Review: What We Do In The Shadows
The Pitch: The Lost Middle-Aged Men.
The Review: In film and literature, the supernatural is often accompanied by a sense of the theatrical, almost the over-dramatic. From the classic vampire tales to modern day films such as Interview With The Vampire, the idea of creatures who are forcibly stuck in perpetual darkness and who tend to dress predominantly in capes, ruffs and frills make their lifestyle seem larger than life, and the operatic tendencies of earlier film makers – especially in the way that vampires are often seen claiming their victims – help to reinforce their sense of otherworldliness. Which is all well and good, but surely vampires have to go shopping at some point? Even they must have a routine? And what would it be like being cooped up with the same three flatmates for hundreds of years? What We Do In The Shadows is a horror comedy that has a vague stab at answering some of these questions in the style of a faux documentary; rather than a vampiric Blair Witch, this sits more comfortably in the same genre as The Office, but with much more neck biting and general debauchery.

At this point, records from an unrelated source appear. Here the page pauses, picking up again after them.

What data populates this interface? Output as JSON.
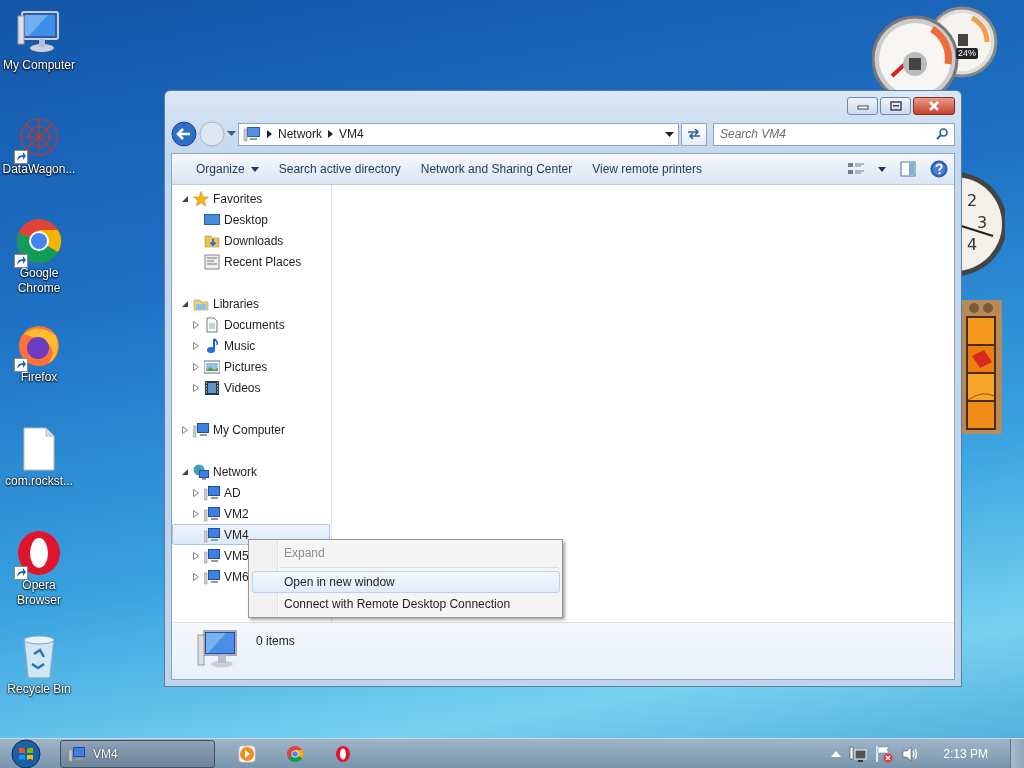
{
  "desktop_icons": [
    {
      "label": "My Computer",
      "kind": "computer",
      "shortcut": false
    },
    {
      "label": "DataWagon...",
      "kind": "art",
      "shortcut": true
    },
    {
      "label": "Google Chrome",
      "kind": "chrome",
      "shortcut": true
    },
    {
      "label": "Firefox",
      "kind": "firefox",
      "shortcut": true
    },
    {
      "label": "com.rockst...",
      "kind": "file",
      "shortcut": false
    },
    {
      "label": "Opera Browser",
      "kind": "opera",
      "shortcut": true
    },
    {
      "label": "Recycle Bin",
      "kind": "recycle",
      "shortcut": false
    }
  ],
  "gadgets": {
    "cpu_meter": {
      "reading": "24%"
    },
    "clock": {
      "numerals": [
        "2",
        "3",
        "4"
      ]
    }
  },
  "window": {
    "address": {
      "crumbs": [
        "Network",
        "VM4"
      ],
      "search_placeholder": "Search VM4"
    },
    "command_bar": [
      {
        "label": "Organize",
        "dropdown": true
      },
      {
        "label": "Search active directory",
        "dropdown": false
      },
      {
        "label": "Network and Sharing Center",
        "dropdown": false
      },
      {
        "label": "View remote printers",
        "dropdown": false
      }
    ],
    "nav_tree": [
      {
        "label": "Favorites",
        "kind": "star",
        "expanded": true,
        "selected": false,
        "children": [
          {
            "label": "Desktop",
            "kind": "desktop",
            "selected": false
          },
          {
            "label": "Downloads",
            "kind": "downloads",
            "selected": false
          },
          {
            "label": "Recent Places",
            "kind": "recent",
            "selected": false
          }
        ]
      },
      {
        "label": "Libraries",
        "kind": "library",
        "expanded": true,
        "selected": false,
        "children": [
          {
            "label": "Documents",
            "kind": "document",
            "expanded": false,
            "selected": false
          },
          {
            "label": "Music",
            "kind": "music",
            "expanded": false,
            "selected": false
          },
          {
            "label": "Pictures",
            "kind": "pictures",
            "expanded": false,
            "selected": false
          },
          {
            "label": "Videos",
            "kind": "videos",
            "expanded": false,
            "selected": false
          }
        ]
      },
      {
        "label": "My Computer",
        "kind": "netpc",
        "expanded": false,
        "selected": false
      },
      {
        "label": "Network",
        "kind": "network",
        "expanded": true,
        "selected": false,
        "children": [
          {
            "label": "AD",
            "kind": "netpc",
            "expanded": false,
            "selected": false
          },
          {
            "label": "VM2",
            "kind": "netpc",
            "expanded": false,
            "selected": false
          },
          {
            "label": "VM4",
            "kind": "netpc",
            "selected": true
          },
          {
            "label": "VM5",
            "kind": "netpc",
            "expanded": false,
            "selected": false
          },
          {
            "label": "VM6",
            "kind": "netpc",
            "expanded": false,
            "selected": false
          }
        ]
      }
    ],
    "details": {
      "text": "0 items"
    }
  },
  "context_menu": [
    {
      "label": "Expand",
      "disabled": true,
      "selected": false
    },
    {
      "label": "Open in new window",
      "disabled": false,
      "selected": true
    },
    {
      "label": "Connect with Remote Desktop Connection",
      "disabled": false,
      "selected": false
    }
  ],
  "taskbar": {
    "tasks": [
      {
        "label": "VM4"
      }
    ],
    "pinned": [
      {
        "kind": "media"
      },
      {
        "kind": "chrome"
      },
      {
        "kind": "opera"
      }
    ],
    "clock": "2:13 PM"
  }
}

That rambling, shambling decadence of pointed toothiness comes in three main varieties. Taika Waititi is Viago, the dandy who still manages to amuse himself with sight gags involving his lack of a reflection; Jermaine Clement is the elder statesmen of the group Vladislav who just also happens to be a massive pervert; and Jonathan Brugh is Deacon, the relative youngster of the trio at around 180 years old, who deludes himself into thinking his vampire shabbiness is the epitome of cool. There is technically a fourth member of the house, the 8,000 year old Petyr who lives in a tomb in the basement and who’s gone full Nosferatu while he eats chickens noisily. A documentary crew follows them around during their night time cruising of Wellington, New Zealand, and their interactions with a local pack of werewolves headed up by Rhys Derby. The documentary crew follows their misadventures in the run-up to local costume ball The Unholy Masquerade, including newly turning vampire Nick (Cori Gonzalez-Macuer), Deacon’s difficulties with his human familiar Jackie (Jackie Van Beek) and Viago’s pining for his now elderly human former love.
There might be a good reason why vampires should remain in the shadows, for hundreds of years of undeath still haven’t given them the opportunity to sufficiently hone their social skills, and they bicker with each other and fall out with almost everyone they meet. It’s hard not to warm to them, though, thanks to Waititi’s goofy charm, Clement’s egotistical swagger and even the narcissism that Brugh brings to Deacon doesn’t unbalance the group. It’s a chance for everyone to do silly Transylvanian accents while talking about vacuuming and doing the dishes, and to puncture some of the pomposity that’s inherent in the genre in the process. These vampires might be domesticated but after several centuries they’re still barely housebroken, and that leads to a steady stream of chuckles as they try desperately to keep each other out of trouble.
Sadly, what it lacks above the chuckles is any real belly laughs to elevate it to greatness. It has fun with the conventions of the genre, it’s often inventive with its effects and it’s not afraid of more than a little blood gushing everywhere (no wonder that the first name on the “Thanks” roll in the credits is that of famous Wellington horror director Peter Jackson), showing once more what you can do with a small budget if you’re creative. It also knows its source material and the rich heritage of vampire films well, but it doesn’t always do much more with the conventions than other, more serious vampire films have done; take Interview With The Vampire, and Brad Pitt’s watching sunrises in cinemas. The same idea is at play here in places, but writers and directors Waititi and Clement, both creative veterans (along with Darby and others) of Flight Of The Conchords, end up setting for gentle fun rather than any significant skewerings of the vampire myth. It’s at its best either in the small observational moments, or in the grandstanding finale when it truly lets rip. What We Do In The Shadows is fun while it lasts, and you might still have Plan 9’s jaunty mid-European score in your head for a while later, but won’t have the same kind of long term endurance as its characters.
Why see it in the cinema: I can’t help but feel I may have been slightly harsh, but often your own enjoyment of a comedy is a reflection of the audience you see it with. This film is getting UK screening requests through OurScreen, and hopefully if you attend one of those your fellow audience will be more up for it than mine was. More on this in a moment.
What about the rating? Rated 15 for strong language and bloody violence. Yes, even the claim from the trailer that they’re “werewolves, not swearwolves” can’t stop this from getting a mid-teenage rating.
My cinema experience: As this wasn’t showing in my normal areas of Cambridge or Bury St. Edmunds, and I was in the area (i.e. I was half an hour away), I made the trip to Cineworld Stevenage to see this. I’m not sure it necessarily played to the right audience; only about half full anyway, about ten minutes in, someone two rows back from me turned to the person next to him and said, without any trace of irony, “Is he a vampire?” (You might be able to gauge how ridiculous that is if you can still watch the first six minutes here.) I did get some extraordinarily cheap petrol at the petrol station on the way home, so there were upsides to the trip, they just weren’t all in the cinema.
The Score: 7/10